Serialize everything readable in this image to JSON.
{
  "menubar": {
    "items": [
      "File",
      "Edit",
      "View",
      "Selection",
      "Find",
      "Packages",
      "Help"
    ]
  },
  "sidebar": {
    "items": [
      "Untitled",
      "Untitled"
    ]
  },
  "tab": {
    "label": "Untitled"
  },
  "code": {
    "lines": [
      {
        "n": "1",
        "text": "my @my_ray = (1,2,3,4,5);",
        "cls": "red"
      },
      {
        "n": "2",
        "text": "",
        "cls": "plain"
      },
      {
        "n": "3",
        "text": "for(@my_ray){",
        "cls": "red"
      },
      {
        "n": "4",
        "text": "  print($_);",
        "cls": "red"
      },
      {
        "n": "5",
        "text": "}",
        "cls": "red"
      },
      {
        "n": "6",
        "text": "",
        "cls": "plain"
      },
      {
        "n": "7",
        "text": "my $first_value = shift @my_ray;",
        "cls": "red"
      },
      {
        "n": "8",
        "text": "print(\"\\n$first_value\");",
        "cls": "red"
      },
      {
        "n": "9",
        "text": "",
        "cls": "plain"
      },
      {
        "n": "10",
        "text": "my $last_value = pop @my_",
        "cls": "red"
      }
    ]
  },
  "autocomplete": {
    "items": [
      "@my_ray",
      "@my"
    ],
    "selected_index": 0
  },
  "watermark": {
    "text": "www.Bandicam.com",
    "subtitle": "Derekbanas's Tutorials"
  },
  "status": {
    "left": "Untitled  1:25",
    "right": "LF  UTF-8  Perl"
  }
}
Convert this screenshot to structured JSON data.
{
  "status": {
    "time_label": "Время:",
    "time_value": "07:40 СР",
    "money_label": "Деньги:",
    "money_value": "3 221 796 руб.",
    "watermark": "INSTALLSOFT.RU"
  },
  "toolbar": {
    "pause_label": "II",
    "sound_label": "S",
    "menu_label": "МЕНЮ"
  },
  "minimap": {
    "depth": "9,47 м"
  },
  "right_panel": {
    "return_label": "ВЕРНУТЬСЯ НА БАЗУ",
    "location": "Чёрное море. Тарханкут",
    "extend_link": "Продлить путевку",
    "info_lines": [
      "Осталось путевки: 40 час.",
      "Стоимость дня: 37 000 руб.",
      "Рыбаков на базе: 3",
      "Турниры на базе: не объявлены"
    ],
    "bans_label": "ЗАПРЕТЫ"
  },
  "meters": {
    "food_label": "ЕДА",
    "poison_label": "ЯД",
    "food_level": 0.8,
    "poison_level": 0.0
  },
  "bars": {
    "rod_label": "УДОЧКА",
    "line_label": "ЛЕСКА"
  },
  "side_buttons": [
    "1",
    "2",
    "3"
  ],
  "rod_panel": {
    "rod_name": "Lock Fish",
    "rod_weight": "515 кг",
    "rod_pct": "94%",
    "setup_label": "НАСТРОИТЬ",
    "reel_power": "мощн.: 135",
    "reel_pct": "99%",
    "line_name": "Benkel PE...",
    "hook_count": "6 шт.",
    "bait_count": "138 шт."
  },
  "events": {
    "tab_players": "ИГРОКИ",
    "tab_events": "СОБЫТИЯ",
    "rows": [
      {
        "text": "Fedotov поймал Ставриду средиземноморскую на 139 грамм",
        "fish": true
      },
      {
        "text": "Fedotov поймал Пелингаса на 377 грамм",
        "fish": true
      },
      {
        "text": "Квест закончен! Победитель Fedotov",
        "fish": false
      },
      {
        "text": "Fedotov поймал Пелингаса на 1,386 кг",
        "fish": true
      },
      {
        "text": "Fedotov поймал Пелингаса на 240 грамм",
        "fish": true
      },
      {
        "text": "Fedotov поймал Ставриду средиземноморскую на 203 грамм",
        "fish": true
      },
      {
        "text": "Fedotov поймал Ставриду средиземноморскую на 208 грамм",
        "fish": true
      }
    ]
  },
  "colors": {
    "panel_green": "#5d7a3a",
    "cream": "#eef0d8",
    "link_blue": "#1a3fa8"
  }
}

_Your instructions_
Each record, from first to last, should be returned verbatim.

_Response_
Serialize everything readable in this image to JSON.
{
  "menubar": {
    "items": [
      "File",
      "Edit",
      "View",
      "Selection",
      "Find",
      "Packages",
      "Help"
    ]
  },
  "sidebar": {
    "items": [
      "Untitled",
      "Untitled"
    ]
  },
  "tab": {
    "label": "Untitled"
  },
  "code": {
    "lines": [
      {
        "n": "1",
        "text": "my @my_ray = (1,2,3,4,5);",
        "cls": "red"
      },
      {
        "n": "2",
        "text": "",
        "cls": "plain"
      },
      {
        "n": "3",
        "text": "for(@my_ray){",
        "cls": "red"
      },
      {
        "n": "4",
        "text": "  print($_);",
        "cls": "red"
      },
      {
        "n": "5",
        "text": "}",
        "cls": "red"
      },
      {
        "n": "6",
        "text": "",
        "cls": "plain"
      },
      {
        "n": "7",
        "text": "my $first_value = shift @my_ray;",
        "cls": "red"
      },
      {
        "n": "8",
        "text": "print(\"\\n$first_value\");",
        "cls": "red"
      },
      {
        "n": "9",
        "text": "",
        "cls": "plain"
      },
      {
        "n": "10",
        "text": "my $last_value = pop @my_",
        "cls": "red"
      }
    ]
  },
  "autocomplete": {
    "items": [
      "@my_ray",
      "@my"
    ],
    "selected_index": 0
  },
  "watermark": {
    "text": "www.Bandicam.com",
    "subtitle": "Derekbanas's Tutorials"
  },
  "status": {
    "left": "Untitled  1:25",
    "right": "LF  UTF-8  Perl"
  }
}
Convert this screenshot to structured JSON data.
{
  "status": {
    "time_label": "Время:",
    "time_value": "07:40 СР",
    "money_label": "Деньги:",
    "money_value": "3 221 796 руб.",
    "watermark": "INSTALLSOFT.RU"
  },
  "toolbar": {
    "pause_label": "II",
    "sound_label": "S",
    "menu_label": "МЕНЮ"
  },
  "minimap": {
    "depth": "9,47 м"
  },
  "right_panel": {
    "return_label": "ВЕРНУТЬСЯ НА БАЗУ",
    "location": "Чёрное море. Тарханкут",
    "extend_link": "Продлить путевку",
    "info_lines": [
      "Осталось путевки: 40 час.",
      "Стоимость дня: 37 000 руб.",
      "Рыбаков на базе: 3",
      "Турниры на базе: не объявлены"
    ],
    "bans_label": "ЗАПРЕТЫ"
  },
  "meters": {
    "food_label": "ЕДА",
    "poison_label": "ЯД",
    "food_level": 0.8,
    "poison_level": 0.0
  },
  "bars": {
    "rod_label": "УДОЧКА",
    "line_label": "ЛЕСКА"
  },
  "side_buttons": [
    "1",
    "2",
    "3"
  ],
  "rod_panel": {
    "rod_name": "Lock Fish",
    "rod_weight": "515 кг",
    "rod_pct": "94%",
    "setup_label": "НАСТРОИТЬ",
    "reel_power": "мощн.: 135",
    "reel_pct": "99%",
    "line_name": "Benkel PE...",
    "hook_count": "6 шт.",
    "bait_count": "138 шт."
  },
  "events": {
    "tab_players": "ИГРОКИ",
    "tab_events": "СОБЫТИЯ",
    "rows": [
      {
        "text": "Fedotov поймал Ставриду средиземноморскую на 139 грамм",
        "fish": true
      },
      {
        "text": "Fedotov поймал Пелингаса на 377 грамм",
        "fish": true
      },
      {
        "text": "Квест закончен! Победитель Fedotov",
        "fish": false
      },
      {
        "text": "Fedotov поймал Пелингаса на 1,386 кг",
        "fish": true
      },
      {
        "text": "Fedotov поймал Пелингаса на 240 грамм",
        "fish": true
      },
      {
        "text": "Fedotov поймал Ставриду средиземноморскую на 203 грамм",
        "fish": true
      },
      {
        "text": "Fedotov поймал Ставриду средиземноморскую на 208 грамм",
        "fish": true
      }
    ]
  },
  "colors": {
    "panel_green": "#5d7a3a",
    "cream": "#eef0d8",
    "link_blue": "#1a3fa8"
  }
}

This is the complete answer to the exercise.